▼

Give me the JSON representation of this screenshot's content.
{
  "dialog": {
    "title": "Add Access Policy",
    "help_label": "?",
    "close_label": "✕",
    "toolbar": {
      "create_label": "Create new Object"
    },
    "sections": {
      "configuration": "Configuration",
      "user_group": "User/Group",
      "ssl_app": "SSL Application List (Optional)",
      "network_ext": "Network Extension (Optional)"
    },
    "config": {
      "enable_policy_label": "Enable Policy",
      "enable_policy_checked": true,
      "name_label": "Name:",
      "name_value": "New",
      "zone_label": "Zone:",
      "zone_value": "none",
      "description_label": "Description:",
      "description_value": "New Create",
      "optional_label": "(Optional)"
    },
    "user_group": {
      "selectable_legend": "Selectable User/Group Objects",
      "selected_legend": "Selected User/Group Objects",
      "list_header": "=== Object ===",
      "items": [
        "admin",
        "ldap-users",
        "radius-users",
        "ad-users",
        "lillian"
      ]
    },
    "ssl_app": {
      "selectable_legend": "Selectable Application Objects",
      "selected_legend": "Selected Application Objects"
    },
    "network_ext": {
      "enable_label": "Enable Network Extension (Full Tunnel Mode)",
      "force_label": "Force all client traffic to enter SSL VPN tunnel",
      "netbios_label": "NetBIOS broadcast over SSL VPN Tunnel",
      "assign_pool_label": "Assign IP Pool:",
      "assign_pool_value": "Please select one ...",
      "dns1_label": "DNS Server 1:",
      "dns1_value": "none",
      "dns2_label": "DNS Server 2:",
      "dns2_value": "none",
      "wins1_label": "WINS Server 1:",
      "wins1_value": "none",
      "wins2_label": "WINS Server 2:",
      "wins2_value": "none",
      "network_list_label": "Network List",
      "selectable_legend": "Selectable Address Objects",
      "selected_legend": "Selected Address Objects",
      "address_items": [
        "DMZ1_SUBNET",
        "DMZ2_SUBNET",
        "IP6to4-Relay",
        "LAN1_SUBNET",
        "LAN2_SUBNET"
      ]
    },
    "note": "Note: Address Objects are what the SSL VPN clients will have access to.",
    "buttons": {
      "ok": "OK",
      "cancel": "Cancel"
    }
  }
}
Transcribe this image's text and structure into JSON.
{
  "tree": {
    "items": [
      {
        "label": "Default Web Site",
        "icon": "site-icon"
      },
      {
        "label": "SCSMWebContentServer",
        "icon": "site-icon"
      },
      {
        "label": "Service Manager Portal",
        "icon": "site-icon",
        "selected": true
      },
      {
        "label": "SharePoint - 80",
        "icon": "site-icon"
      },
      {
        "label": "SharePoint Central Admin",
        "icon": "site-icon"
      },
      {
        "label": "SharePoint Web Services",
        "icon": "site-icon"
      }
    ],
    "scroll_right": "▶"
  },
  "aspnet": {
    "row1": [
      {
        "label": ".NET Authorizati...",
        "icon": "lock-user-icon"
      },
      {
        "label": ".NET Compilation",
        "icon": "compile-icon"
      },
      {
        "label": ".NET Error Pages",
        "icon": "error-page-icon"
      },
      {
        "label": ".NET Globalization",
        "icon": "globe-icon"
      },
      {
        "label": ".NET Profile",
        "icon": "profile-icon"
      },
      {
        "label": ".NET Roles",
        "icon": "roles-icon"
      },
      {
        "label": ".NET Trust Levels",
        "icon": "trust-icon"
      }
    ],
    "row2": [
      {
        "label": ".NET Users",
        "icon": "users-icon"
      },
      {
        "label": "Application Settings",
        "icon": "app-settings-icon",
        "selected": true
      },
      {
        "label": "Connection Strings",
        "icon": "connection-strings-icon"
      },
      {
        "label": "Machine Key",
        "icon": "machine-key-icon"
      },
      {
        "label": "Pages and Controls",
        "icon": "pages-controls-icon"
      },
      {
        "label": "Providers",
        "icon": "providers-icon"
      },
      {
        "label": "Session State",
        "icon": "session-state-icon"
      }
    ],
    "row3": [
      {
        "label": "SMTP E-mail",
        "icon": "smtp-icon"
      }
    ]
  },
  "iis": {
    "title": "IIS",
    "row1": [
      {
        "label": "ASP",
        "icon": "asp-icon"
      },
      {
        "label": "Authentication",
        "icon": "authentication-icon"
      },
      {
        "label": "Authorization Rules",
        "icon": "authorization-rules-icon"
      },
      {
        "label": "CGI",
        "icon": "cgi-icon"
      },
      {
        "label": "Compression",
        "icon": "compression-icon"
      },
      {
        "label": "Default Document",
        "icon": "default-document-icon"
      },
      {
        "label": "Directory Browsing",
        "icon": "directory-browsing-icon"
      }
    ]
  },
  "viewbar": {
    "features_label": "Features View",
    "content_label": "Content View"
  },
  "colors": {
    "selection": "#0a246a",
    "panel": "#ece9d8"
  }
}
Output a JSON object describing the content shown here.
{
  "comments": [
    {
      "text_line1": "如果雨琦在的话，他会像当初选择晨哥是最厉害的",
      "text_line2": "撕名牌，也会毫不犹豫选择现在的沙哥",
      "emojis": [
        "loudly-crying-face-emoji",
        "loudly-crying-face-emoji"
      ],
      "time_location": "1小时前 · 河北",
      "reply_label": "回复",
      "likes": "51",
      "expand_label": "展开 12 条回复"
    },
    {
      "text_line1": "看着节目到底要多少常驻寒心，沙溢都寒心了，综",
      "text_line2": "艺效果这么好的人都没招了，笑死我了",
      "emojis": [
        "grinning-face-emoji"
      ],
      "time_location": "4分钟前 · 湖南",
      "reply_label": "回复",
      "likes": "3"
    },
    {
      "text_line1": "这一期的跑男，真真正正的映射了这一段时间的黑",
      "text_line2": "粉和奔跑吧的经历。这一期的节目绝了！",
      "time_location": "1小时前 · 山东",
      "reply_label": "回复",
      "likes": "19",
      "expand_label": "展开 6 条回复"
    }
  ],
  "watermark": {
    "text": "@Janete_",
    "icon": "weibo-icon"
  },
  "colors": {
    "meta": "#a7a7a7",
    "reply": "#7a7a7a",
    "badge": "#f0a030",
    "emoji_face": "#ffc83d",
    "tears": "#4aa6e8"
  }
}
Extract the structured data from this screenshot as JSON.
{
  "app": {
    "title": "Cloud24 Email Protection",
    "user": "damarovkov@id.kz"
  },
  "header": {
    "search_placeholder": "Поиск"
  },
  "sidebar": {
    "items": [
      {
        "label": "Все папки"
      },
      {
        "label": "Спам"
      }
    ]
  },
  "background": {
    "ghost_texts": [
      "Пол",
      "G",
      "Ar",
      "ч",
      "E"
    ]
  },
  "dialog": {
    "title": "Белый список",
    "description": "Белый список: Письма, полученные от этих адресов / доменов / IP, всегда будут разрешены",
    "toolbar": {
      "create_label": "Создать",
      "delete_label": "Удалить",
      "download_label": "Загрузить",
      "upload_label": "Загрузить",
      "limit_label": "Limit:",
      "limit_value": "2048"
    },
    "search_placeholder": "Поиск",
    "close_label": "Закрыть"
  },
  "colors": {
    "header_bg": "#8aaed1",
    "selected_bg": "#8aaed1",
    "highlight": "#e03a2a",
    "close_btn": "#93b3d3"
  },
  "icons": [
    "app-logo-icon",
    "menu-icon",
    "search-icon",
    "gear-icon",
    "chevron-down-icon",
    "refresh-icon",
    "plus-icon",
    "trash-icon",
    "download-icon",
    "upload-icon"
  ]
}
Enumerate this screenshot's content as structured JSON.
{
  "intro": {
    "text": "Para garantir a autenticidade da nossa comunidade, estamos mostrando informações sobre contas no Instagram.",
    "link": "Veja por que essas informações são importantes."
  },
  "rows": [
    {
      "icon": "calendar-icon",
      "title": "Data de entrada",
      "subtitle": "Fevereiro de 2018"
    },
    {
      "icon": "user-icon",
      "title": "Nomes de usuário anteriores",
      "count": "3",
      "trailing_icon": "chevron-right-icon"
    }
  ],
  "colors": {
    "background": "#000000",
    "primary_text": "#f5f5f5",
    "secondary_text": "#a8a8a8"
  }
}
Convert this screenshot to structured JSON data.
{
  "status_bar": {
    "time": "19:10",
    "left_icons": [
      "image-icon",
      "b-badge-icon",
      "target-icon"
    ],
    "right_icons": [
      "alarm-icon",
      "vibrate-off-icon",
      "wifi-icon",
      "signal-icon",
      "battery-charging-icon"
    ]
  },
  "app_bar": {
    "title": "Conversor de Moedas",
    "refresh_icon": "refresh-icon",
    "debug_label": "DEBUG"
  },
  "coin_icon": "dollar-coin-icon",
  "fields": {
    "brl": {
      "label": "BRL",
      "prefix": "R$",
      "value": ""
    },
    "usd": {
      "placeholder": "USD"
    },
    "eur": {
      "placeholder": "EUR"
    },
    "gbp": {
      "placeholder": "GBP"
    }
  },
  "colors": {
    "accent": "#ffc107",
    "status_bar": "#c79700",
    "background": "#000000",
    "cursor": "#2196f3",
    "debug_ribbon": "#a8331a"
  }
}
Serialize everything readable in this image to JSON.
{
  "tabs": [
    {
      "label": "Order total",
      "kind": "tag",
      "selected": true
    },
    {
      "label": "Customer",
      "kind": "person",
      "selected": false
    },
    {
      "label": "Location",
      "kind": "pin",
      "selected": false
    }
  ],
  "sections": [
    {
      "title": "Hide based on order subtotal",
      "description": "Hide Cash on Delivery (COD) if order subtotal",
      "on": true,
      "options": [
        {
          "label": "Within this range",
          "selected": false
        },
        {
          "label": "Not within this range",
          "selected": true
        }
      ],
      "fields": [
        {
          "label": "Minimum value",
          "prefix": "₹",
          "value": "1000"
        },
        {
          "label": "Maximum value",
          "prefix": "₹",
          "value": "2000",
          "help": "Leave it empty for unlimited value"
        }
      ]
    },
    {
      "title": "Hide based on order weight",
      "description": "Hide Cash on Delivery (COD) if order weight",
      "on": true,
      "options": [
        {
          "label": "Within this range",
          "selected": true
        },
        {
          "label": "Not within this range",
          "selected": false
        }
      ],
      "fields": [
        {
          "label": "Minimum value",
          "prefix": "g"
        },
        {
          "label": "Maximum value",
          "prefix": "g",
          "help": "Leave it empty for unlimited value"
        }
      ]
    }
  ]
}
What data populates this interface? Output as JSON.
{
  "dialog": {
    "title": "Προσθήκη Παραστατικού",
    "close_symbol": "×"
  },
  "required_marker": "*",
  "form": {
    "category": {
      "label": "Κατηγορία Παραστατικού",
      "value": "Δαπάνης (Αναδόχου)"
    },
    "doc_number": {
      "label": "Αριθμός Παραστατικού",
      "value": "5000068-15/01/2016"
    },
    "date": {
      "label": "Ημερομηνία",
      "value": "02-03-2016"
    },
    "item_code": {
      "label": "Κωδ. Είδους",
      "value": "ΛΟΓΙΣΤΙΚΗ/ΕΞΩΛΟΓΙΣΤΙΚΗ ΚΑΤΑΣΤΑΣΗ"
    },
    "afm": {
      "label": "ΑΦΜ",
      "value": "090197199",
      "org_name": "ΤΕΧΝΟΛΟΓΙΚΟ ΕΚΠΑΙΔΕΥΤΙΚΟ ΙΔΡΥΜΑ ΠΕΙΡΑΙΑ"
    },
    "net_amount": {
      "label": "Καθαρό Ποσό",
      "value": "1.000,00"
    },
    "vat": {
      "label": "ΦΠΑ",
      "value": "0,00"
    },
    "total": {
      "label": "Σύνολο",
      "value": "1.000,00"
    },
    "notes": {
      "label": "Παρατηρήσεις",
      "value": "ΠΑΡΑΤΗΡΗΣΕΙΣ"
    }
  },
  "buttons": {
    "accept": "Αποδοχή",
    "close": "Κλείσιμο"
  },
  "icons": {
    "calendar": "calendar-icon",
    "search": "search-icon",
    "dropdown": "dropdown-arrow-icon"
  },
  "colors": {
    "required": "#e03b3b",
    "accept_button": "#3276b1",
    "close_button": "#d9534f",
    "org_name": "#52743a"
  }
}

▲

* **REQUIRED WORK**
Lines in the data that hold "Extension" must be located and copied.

* **YOUR SOLUTION**
      "network_ext": "Network Extension (Optional)"
      "enable_label": "Enable Network Extension (Full Tunnel Mode)",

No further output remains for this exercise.